Records shown Block Start

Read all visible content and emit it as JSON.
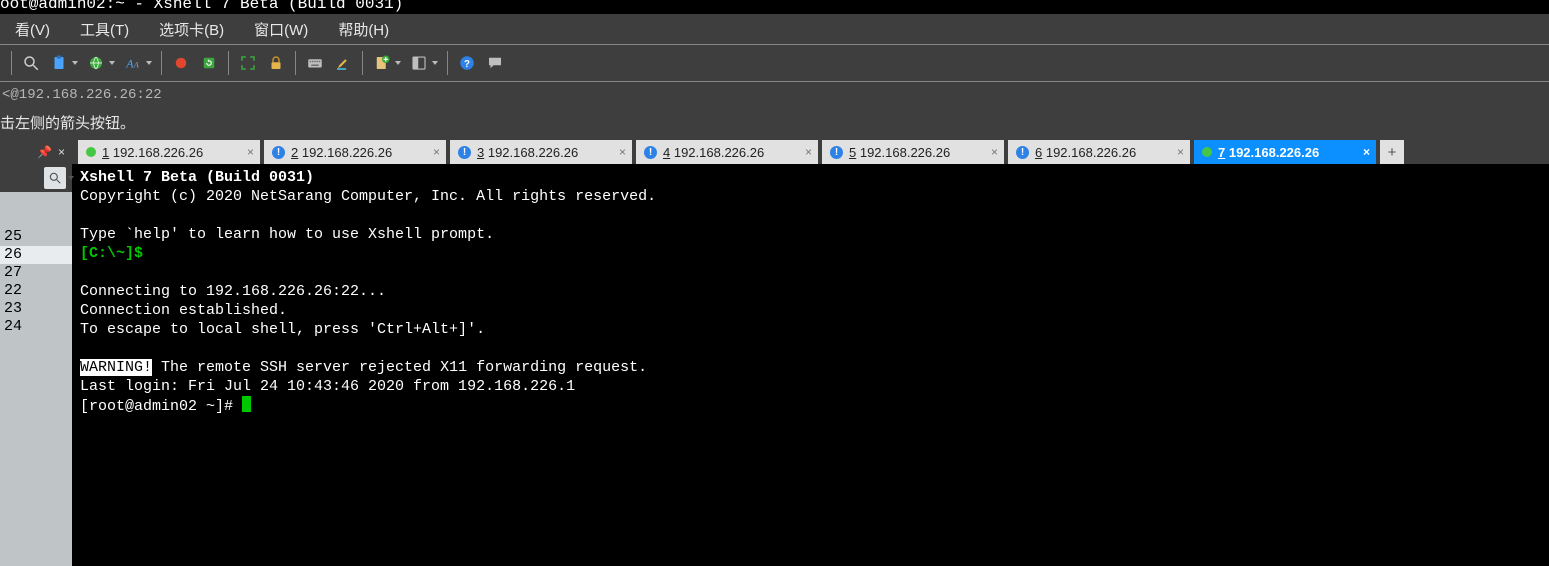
{
  "title": "oot@admin02:~ - Xshell 7 Beta (Build 0031)",
  "menu": {
    "view": "看(V)",
    "tools": "工具(T)",
    "tabs": "选项卡(B)",
    "window": "窗口(W)",
    "help": "帮助(H)"
  },
  "address": "<@192.168.226.26:22",
  "hint": "击左侧的箭头按钮。",
  "sidebar_items": [
    {
      "n": "25",
      "hl": false
    },
    {
      "n": "26",
      "hl": true
    },
    {
      "n": "27",
      "hl": false
    },
    {
      "n": "",
      "hl": false
    },
    {
      "n": "22",
      "hl": false
    },
    {
      "n": "23",
      "hl": false
    },
    {
      "n": "24",
      "hl": false
    }
  ],
  "pin": "📌",
  "close": "×",
  "tabs": [
    {
      "idx": "1",
      "idx_u": "1",
      "label": "192.168.226.26",
      "kind": "dot",
      "color": "#45c745",
      "active": false
    },
    {
      "idx": "2",
      "idx_u": "2",
      "label": "192.168.226.26",
      "kind": "excl",
      "active": false
    },
    {
      "idx": "3",
      "idx_u": "3",
      "label": "192.168.226.26",
      "kind": "excl",
      "active": false
    },
    {
      "idx": "4",
      "idx_u": "4",
      "label": "192.168.226.26",
      "kind": "excl",
      "active": false
    },
    {
      "idx": "5",
      "idx_u": "5",
      "label": "192.168.226.26",
      "kind": "excl",
      "active": false
    },
    {
      "idx": "6",
      "idx_u": "6",
      "label": "192.168.226.26",
      "kind": "excl",
      "active": false
    },
    {
      "idx": "7",
      "idx_u": "7",
      "label": "192.168.226.26",
      "kind": "dot",
      "color": "#45c745",
      "active": true
    }
  ],
  "add": "+",
  "term": {
    "l1": "Xshell 7 Beta (Build 0031)",
    "l2": "Copyright (c) 2020 NetSarang Computer, Inc. All rights reserved.",
    "l4": "Type `help' to learn how to use Xshell prompt.",
    "prompt1": "[C:\\~]$",
    "l7": "Connecting to 192.168.226.26:22...",
    "l8": "Connection established.",
    "l9": "To escape to local shell, press 'Ctrl+Alt+]'.",
    "warn": "WARNING!",
    "l11": " The remote SSH server rejected X11 forwarding request.",
    "l12": "Last login: Fri Jul 24 10:43:46 2020 from 192.168.226.1",
    "prompt2": "[root@admin02 ~]# "
  }
}
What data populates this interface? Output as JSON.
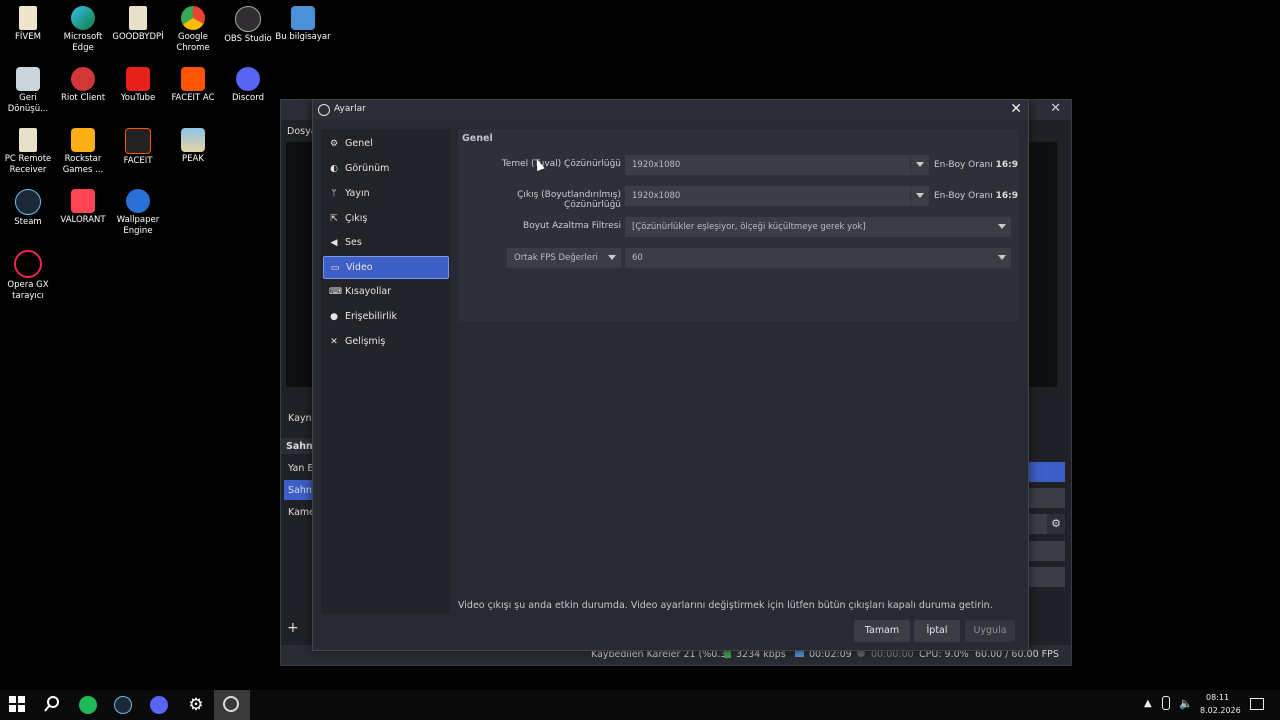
{
  "desktop": {
    "icons": [
      {
        "label": "FİVEM"
      },
      {
        "label": "Microsoft Edge"
      },
      {
        "label": "GOODBYDPİ"
      },
      {
        "label": "Google Chrome"
      },
      {
        "label": "OBS Studio"
      },
      {
        "label": "Bu bilgisayar"
      },
      {
        "label": "Geri Dönüşü..."
      },
      {
        "label": "Riot Client"
      },
      {
        "label": "YouTube"
      },
      {
        "label": "FACEIT AC"
      },
      {
        "label": "Discord"
      },
      {
        "label": "PC Remote Receiver"
      },
      {
        "label": "Rockstar Games ..."
      },
      {
        "label": "FACEIT"
      },
      {
        "label": "PEAK"
      },
      {
        "label": "Steam"
      },
      {
        "label": "VALORANT"
      },
      {
        "label": "Wallpaper Engine"
      },
      {
        "label": "Opera GX tarayıcı"
      }
    ]
  },
  "obs_main": {
    "menu_partial": "Dosya",
    "sources_partial": "Kayna",
    "scenes_partial": "Sahn",
    "scene_items": [
      "Yan E",
      "Sahne",
      "Kame"
    ],
    "status": {
      "dropped": "Kaybedilen Kareler 21 (%0.3)",
      "bitrate": "3234 kbps",
      "stream_time": "00:02:09",
      "rec_time": "00:00:00",
      "cpu": "CPU: 9.0%",
      "fps": "60.00 / 60.00 FPS"
    }
  },
  "dialog": {
    "title": "Ayarlar",
    "nav": [
      {
        "label": "Genel",
        "icon": "gear-icon"
      },
      {
        "label": "Görünüm",
        "icon": "palette-icon"
      },
      {
        "label": "Yayın",
        "icon": "antenna-icon"
      },
      {
        "label": "Çıkış",
        "icon": "output-icon"
      },
      {
        "label": "Ses",
        "icon": "speaker-icon"
      },
      {
        "label": "Video",
        "icon": "monitor-icon"
      },
      {
        "label": "Kısayollar",
        "icon": "keyboard-icon"
      },
      {
        "label": "Erişebilirlik",
        "icon": "accessibility-icon"
      },
      {
        "label": "Gelişmiş",
        "icon": "wrench-icon"
      }
    ],
    "active_nav": "Video",
    "section": "Genel",
    "base_res_label": "Temel (Tuval) Çözünürlüğü",
    "base_res_value": "1920x1080",
    "output_res_label": "Çıkış (Boyutlandırılmış) Çözünürlüğü",
    "output_res_value": "1920x1080",
    "aspect_label": "En-Boy Oranı",
    "aspect_value": "16:9",
    "filter_label": "Boyut Azaltma Filtresi",
    "filter_value": "[Çözünürlükler eşleşiyor, ölçeği küçültmeye gerek yok]",
    "fps_type": "Ortak FPS Değerleri",
    "fps_value": "60",
    "note": "Video çıkışı şu anda etkin durumda. Video ayarlarını değiştirmek için lütfen bütün çıkışları kapalı duruma getirin.",
    "buttons": {
      "ok": "Tamam",
      "cancel": "İptal",
      "apply": "Uygula"
    }
  },
  "taskbar": {
    "time": "08:11",
    "date": "8.02.2026"
  }
}
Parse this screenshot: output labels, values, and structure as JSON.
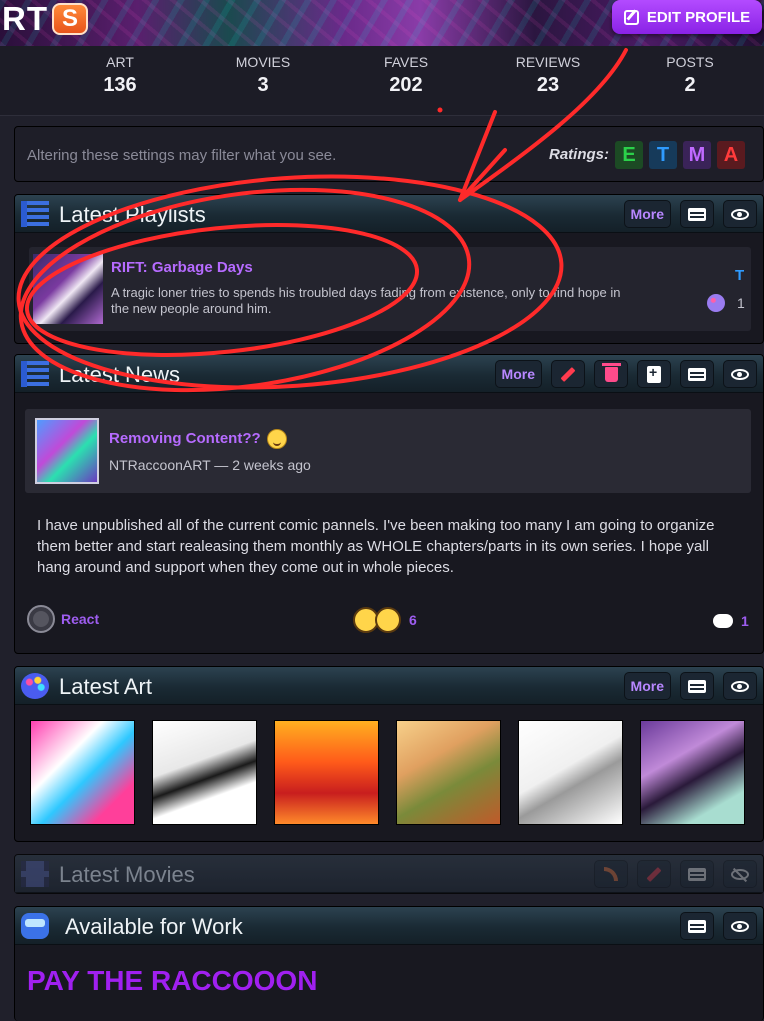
{
  "header": {
    "name_fragment": "RT",
    "badge": "S",
    "edit_profile_label": "EDIT PROFILE"
  },
  "stats": [
    {
      "label": "ART",
      "value": "136"
    },
    {
      "label": "MOVIES",
      "value": "3"
    },
    {
      "label": "FAVES",
      "value": "202"
    },
    {
      "label": "REVIEWS",
      "value": "23"
    },
    {
      "label": "POSTS",
      "value": "2"
    }
  ],
  "filter": {
    "notice": "Altering these settings may filter what you see.",
    "ratings_label": "Ratings:",
    "ratings": [
      {
        "letter": "E",
        "color": "#2bd14a",
        "bg": "#1c4a24"
      },
      {
        "letter": "T",
        "color": "#2f9bff",
        "bg": "#163a5a"
      },
      {
        "letter": "M",
        "color": "#c06aff",
        "bg": "#3a2358"
      },
      {
        "letter": "A",
        "color": "#ff3b3b",
        "bg": "#5a1a1f"
      }
    ]
  },
  "playlists": {
    "title": "Latest Playlists",
    "more_label": "More",
    "item": {
      "title": "RIFT: Garbage Days",
      "description": "A tragic loner tries to spends his troubled days fading from existence, only to find hope in the new people around him.",
      "rating": "T",
      "count": "1"
    }
  },
  "news": {
    "title": "Latest News",
    "more_label": "More",
    "post_title": "Removing Content??",
    "meta": "NTRaccoonART — 2 weeks ago",
    "body": "I have unpublished all of the current comic pannels. I've been making too many I am going to organize them better and start realeasing them monthly as WHOLE chapters/parts in its own series. I hope yall hang around and support when they come out in whole pieces.",
    "react_label": "React",
    "reaction_count": "6",
    "comment_count": "1"
  },
  "art": {
    "title": "Latest Art",
    "more_label": "More",
    "thumbnails": [
      {
        "bg": "linear-gradient(135deg,#ff3fb0,#ffffff 35%,#2ec8ff 55%,#ff3f9a 80%)"
      },
      {
        "bg": "linear-gradient(160deg,#ffffff,#e8e8e8 40%,#1a1a1a 55%,#ffffff 70%)"
      },
      {
        "bg": "linear-gradient(180deg,#ffb020,#ff5a1a 40%,#c81e1e 70%,#ff8a2a)"
      },
      {
        "bg": "linear-gradient(150deg,#f7d08a,#e0a060 35%,#7a8a3a 60%,#c05a2a)"
      },
      {
        "bg": "linear-gradient(150deg,#ffffff,#f0f0f0 45%,#9a9a9a 60%,#ffffff)"
      },
      {
        "bg": "linear-gradient(150deg,#6a3a9a,#c08ad8 35%,#2a1a3a 55%,#a8ddd0 80%)"
      }
    ]
  },
  "movies": {
    "title": "Latest Movies"
  },
  "work": {
    "title": "Available for Work",
    "text": "PAY THE RACCOOON"
  }
}
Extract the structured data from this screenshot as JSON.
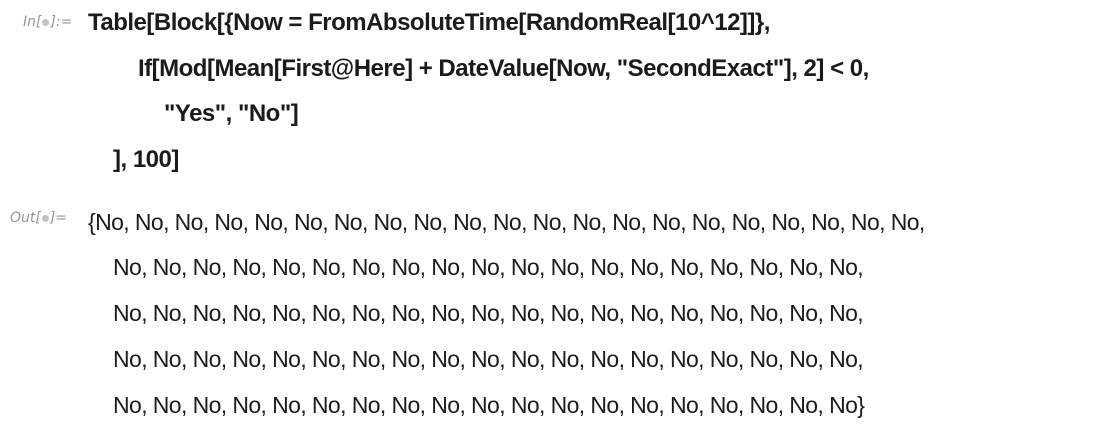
{
  "input_cell": {
    "label_prefix": "In[",
    "label_suffix": "]:=",
    "lines": [
      "Table[Block[{Now = FromAbsoluteTime[RandomReal[10^12]]},",
      "If[Mod[Mean[First@Here] + DateValue[Now, \"SecondExact\"], 2] < 0,",
      "\"Yes\", \"No\"]",
      "], 100]"
    ]
  },
  "output_cell": {
    "label_prefix": "Out[",
    "label_suffix": "]=",
    "lines": [
      "{No, No, No, No, No, No, No, No, No, No, No, No, No, No, No, No, No, No, No, No, No,",
      "No, No, No, No, No, No, No, No, No, No, No, No, No, No, No, No, No, No, No,",
      "No, No, No, No, No, No, No, No, No, No, No, No, No, No, No, No, No, No, No,",
      "No, No, No, No, No, No, No, No, No, No, No, No, No, No, No, No, No, No, No,",
      "No, No, No, No, No, No, No, No, No, No, No, No, No, No, No, No, No, No, No}"
    ]
  }
}
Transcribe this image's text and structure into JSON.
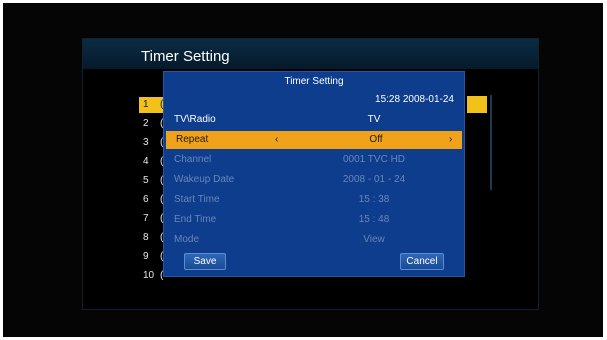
{
  "screen": {
    "title": "Timer Setting"
  },
  "timer_list": [
    {
      "num": "1",
      "edge": "("
    },
    {
      "num": "2",
      "edge": "("
    },
    {
      "num": "3",
      "edge": "("
    },
    {
      "num": "4",
      "edge": "("
    },
    {
      "num": "5",
      "edge": "("
    },
    {
      "num": "6",
      "edge": "("
    },
    {
      "num": "7",
      "edge": "("
    },
    {
      "num": "8",
      "edge": "("
    },
    {
      "num": "9",
      "edge": "("
    },
    {
      "num": "10",
      "edge": "("
    }
  ],
  "dialog": {
    "title": "Timer Setting",
    "datetime": "15:28 2008-01-24",
    "rows": [
      {
        "label": "TV\\Radio",
        "value": "TV"
      },
      {
        "label": "Repeat",
        "value": "Off",
        "left_arrow": "‹",
        "right_arrow": "›"
      },
      {
        "label": "Channel",
        "value": "0001 TVC HD"
      },
      {
        "label": "Wakeup Date",
        "value": "2008 - 01 - 24"
      },
      {
        "label": "Start Time",
        "value": "15 : 38"
      },
      {
        "label": "End Time",
        "value": "15 : 48"
      },
      {
        "label": "Mode",
        "value": "View"
      }
    ],
    "save_label": "Save",
    "cancel_label": "Cancel"
  },
  "colors": {
    "highlight": "#f0a21b",
    "selection": "#f2c21a",
    "dialog_bg": "#0d3d8c"
  }
}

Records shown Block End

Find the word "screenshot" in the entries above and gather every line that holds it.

Parse this screenshot: output labels, values, and structure as JSON.
Extract the structured data from this screenshot as JSON.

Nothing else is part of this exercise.